June 18, 2019

Evaluation of Patients With a History of Penicillin Allergy—Reply

Author Affiliations
  • 1Division of Infectious Diseases, Massachusetts General Hospital, Boston, Massachusetts
  • 2Division of Rheumatology, Allergy, and Immunology, Massachusetts General Hospital, Boston, Massachusetts
JAMA. 2019;321(23):2367. doi:10.1001/jama.2019.4542

In Reply Drs Faitelson and Beigelman raise 2 important issues regarding our review1 related to the use of extended penicillin challenges and the role of penicillin skin testing for patients with low-risk or moderate-risk allergy histories in the context of disseminating these evaluations beyond the realm of allergy specialists.

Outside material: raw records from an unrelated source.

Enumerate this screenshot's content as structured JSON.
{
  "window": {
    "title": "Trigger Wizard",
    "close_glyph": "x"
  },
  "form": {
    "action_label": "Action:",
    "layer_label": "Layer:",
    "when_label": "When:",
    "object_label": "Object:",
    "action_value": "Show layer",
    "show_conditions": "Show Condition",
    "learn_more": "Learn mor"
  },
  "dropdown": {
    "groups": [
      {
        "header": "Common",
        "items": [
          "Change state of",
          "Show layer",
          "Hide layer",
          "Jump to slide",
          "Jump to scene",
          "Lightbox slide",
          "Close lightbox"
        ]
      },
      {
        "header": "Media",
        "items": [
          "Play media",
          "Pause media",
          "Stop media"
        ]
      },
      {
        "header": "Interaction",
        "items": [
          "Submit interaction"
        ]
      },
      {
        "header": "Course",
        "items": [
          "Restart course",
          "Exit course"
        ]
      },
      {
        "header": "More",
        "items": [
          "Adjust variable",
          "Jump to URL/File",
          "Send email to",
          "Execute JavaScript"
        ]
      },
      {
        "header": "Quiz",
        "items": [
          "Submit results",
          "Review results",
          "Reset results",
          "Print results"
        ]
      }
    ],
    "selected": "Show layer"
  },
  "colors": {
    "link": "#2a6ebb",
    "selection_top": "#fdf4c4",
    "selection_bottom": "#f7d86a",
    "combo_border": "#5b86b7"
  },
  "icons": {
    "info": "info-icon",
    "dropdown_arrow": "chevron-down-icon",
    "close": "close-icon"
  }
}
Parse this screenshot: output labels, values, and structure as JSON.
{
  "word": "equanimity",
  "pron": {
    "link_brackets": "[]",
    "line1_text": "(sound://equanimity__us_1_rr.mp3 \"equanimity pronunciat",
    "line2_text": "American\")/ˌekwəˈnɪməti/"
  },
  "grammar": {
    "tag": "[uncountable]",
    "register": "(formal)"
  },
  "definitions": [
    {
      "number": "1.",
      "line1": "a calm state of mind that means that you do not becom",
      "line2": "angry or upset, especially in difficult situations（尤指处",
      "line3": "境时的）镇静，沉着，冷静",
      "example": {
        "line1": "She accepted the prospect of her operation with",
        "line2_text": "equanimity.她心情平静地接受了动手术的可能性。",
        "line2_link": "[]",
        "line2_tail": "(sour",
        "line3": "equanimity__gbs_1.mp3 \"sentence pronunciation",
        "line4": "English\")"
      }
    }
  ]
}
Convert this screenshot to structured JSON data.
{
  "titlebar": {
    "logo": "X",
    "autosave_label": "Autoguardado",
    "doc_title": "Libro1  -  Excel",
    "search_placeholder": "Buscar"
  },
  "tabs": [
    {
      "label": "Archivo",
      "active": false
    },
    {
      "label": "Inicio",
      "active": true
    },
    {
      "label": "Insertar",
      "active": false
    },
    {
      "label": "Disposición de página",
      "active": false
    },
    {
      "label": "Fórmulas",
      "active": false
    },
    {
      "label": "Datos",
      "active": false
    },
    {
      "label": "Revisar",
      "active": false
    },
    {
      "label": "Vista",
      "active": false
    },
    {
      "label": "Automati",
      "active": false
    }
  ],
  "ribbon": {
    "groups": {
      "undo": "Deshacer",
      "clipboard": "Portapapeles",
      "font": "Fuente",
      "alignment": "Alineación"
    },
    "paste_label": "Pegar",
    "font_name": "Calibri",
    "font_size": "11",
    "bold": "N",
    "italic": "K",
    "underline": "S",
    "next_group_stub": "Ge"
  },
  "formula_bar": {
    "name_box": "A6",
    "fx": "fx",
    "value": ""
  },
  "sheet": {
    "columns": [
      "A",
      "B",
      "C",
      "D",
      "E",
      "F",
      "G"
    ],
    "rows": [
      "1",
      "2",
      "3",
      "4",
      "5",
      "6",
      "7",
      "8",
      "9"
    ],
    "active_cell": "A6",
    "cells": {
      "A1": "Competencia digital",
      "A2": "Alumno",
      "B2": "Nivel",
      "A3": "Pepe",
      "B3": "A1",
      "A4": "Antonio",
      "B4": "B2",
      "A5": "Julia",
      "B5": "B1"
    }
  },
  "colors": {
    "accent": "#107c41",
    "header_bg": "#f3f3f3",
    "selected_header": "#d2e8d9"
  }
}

The first issue concerns the utility of extended oral penicillin challenge (ie, administering a course rather than a dose of penicillin antibiotic) to identify patients who have delayed reactions. While tolerating 1 full penicillin dose excludes IgE-mediated penicillin allergy and is often adequate to trigger a delayed hypersensitivity reaction,2 an extended oral challenge would identify about 5% more reactive patients. This is the same frequency with which patients react on their next indicated penicillin course in the absence of extended challenges after a negative penicillin allergy evaluation result.3 Given that the reactions identified with extended courses are benign and cutaneous and that penicillin antibiotics can increase the risk of Clostridium difficile (also known as Clostridioides difficile) infection4 and antibiotic resistance,5 the authors and professional societies that endorsed the review (the American Academy of Allergy, Asthma, and Immunology, Infectious Diseases Society of America, and Society of Healthcare Epidemiology of America) preferred that these benign reactions occur naturally when penicillin is prescribed for active infections rather than expose so many patients to days of unnecessary antibiotics. Although limited evidence supports the idea that longer courses of antibiotics may improve compliance with future penicillin use in children,6 this idea has been insufficiently evaluated on a scale to justify long, unnecessary antibiotic exposures in millions of individuals.